New study examines Vanishing Twin Syndrome

Find out how Vanishing Twin Syndrome impacts the outcome of a pregnancy. A vanishing twin is defined as a first-trimester loss of one twin.

By Kate Phillipa Clark

A recent study from Japan examines how Vanishing Twin Syndrome impacts pregnancies. Vanishing Twin Syndrome is when a twin disappears during pregnancy as a result of a miscarriage.*
Obstetric and neonatal outcomes of 130 births were examined. Three groups were formed. One group with singleton pregnancies, one with twin deliveries and one with pregnancies diagnosed with a vanishing twin. The losses were detected by ultrasound. All pregnancies were achieved after assisted reproduction.

*Unlike other miscarriages, there are generally no signs of Vanishing Twin Syndrome. The miscarried twin or multiple dies in the womb and is partially or completely reabsorbed by the mother or other twin.

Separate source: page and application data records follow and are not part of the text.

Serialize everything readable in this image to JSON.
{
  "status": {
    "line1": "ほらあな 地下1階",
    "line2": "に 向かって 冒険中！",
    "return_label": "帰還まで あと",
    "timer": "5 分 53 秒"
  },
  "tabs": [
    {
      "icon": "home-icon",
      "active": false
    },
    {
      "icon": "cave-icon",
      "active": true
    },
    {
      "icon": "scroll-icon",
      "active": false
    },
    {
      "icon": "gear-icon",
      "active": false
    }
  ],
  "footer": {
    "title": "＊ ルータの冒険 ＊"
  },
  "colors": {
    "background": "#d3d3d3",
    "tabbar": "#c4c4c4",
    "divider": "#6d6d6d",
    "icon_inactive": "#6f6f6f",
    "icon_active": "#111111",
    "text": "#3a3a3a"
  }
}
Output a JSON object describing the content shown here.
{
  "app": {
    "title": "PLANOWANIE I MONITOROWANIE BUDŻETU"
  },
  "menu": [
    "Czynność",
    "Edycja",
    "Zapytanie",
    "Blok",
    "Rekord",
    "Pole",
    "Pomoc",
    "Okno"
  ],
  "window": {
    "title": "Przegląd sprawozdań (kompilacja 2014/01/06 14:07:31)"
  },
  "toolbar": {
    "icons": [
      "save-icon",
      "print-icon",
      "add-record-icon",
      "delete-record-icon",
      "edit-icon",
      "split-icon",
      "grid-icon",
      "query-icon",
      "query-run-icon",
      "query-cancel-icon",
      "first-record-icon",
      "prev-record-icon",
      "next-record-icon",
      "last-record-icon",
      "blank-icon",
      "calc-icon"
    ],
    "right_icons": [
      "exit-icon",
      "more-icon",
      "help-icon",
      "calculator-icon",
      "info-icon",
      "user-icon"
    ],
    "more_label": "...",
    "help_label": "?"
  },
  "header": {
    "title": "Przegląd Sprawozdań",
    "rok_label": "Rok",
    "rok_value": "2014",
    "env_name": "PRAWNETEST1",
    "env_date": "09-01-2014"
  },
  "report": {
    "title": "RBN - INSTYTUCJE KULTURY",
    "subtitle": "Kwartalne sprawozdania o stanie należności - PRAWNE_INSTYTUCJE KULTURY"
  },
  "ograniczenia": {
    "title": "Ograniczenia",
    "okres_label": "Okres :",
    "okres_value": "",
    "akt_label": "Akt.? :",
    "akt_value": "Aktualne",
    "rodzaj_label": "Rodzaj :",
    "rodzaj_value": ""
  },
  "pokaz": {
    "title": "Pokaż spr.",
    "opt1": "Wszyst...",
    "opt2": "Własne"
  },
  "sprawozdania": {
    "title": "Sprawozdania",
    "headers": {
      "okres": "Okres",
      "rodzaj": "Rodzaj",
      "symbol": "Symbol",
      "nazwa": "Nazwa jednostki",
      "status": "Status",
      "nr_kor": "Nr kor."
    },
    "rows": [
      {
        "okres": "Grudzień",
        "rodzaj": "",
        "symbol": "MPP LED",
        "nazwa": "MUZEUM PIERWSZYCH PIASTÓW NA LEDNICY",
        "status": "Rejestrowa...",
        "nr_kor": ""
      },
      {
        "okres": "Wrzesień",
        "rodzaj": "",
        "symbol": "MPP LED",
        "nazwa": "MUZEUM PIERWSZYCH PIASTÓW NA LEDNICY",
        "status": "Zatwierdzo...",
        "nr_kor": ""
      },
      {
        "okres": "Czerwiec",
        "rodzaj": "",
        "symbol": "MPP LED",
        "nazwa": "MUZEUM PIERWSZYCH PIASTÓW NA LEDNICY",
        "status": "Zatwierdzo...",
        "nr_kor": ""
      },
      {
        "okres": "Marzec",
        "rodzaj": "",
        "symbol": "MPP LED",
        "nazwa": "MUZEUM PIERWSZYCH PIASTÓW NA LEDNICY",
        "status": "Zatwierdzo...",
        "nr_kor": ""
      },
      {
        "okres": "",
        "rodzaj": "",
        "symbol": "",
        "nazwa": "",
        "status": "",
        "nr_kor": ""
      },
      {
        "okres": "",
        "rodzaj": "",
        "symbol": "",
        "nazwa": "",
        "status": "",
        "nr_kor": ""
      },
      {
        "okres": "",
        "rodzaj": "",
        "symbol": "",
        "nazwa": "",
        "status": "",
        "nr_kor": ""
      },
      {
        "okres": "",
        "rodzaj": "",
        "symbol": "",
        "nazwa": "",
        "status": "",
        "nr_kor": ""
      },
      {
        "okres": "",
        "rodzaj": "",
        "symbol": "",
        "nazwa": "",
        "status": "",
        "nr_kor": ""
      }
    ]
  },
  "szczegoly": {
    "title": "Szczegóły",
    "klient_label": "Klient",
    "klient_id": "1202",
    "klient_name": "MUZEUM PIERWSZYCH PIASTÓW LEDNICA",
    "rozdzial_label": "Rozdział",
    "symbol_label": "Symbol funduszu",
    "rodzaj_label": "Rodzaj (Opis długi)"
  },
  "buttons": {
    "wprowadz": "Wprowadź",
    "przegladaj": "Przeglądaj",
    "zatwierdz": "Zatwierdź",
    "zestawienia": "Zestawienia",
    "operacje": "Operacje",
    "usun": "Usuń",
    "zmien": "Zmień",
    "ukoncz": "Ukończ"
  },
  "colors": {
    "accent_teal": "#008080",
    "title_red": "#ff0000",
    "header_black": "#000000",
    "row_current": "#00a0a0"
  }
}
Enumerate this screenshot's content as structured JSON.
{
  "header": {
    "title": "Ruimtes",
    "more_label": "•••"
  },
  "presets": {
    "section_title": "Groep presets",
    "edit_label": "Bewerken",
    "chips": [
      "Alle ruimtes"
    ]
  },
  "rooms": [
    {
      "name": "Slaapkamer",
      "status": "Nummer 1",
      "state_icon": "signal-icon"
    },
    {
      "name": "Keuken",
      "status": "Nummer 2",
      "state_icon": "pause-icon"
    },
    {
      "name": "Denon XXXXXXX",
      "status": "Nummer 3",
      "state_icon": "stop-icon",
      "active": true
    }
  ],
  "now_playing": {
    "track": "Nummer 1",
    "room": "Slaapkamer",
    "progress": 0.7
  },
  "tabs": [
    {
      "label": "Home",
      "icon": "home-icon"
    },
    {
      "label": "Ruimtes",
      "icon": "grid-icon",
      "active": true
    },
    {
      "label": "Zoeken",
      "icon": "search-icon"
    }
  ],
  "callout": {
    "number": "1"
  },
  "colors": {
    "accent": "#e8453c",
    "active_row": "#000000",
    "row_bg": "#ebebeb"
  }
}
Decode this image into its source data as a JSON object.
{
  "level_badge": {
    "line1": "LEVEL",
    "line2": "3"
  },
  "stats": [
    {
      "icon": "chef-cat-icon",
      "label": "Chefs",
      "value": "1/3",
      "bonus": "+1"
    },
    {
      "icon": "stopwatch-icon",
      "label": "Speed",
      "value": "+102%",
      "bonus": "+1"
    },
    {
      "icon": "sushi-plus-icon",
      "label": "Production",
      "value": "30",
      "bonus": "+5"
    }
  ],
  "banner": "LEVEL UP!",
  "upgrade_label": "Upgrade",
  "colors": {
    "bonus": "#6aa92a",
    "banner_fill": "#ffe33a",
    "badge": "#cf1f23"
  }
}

Outcome was better in the vanishing twin group

There were 96 singleton pregnancies, 10 cases of Vanishing Twin Syndrome, and 24 twin deliveries. The obstetric and neonatal outcomes were compared. They were quite similar between the vanishing twin group and singleton group, although there was a trend towards an increased rate of preterm delivery, extremely preterm delivery, and low birth weight in the vanishing twin group. Nevertheless, outcomes were significantly better in the vanishing twin group than in the twin group. The rate of preterm delivery was significantly higher in the twin group than in the vanishing twin group. Furthermore, birth weight was significantly lower in the twin group than in the vanishing twin group, and the rate of low birth weight was higher in the twin group than in the vanishing twin group.

Trend towards an increased rate of preterm delivery

The researchers concluded that obstetric and neonatal outcome after assisted reproduction may deteriorate according to pregnancy status in the following order: singleton, vanishing twin and twin pregnancy. The obstetric and neonatal outcomes were similar between the vanishing twin group and singleton group, although there was a trend toward an increased rate of preterm delivery and low birth weight in the vanishing twin group.

About the Author

Kate Phillipa Clark

Kate Phillipa Clark has a bachelor in Journalism and an Executive Master in Corporate Communication. She is an identical twin and so is her father.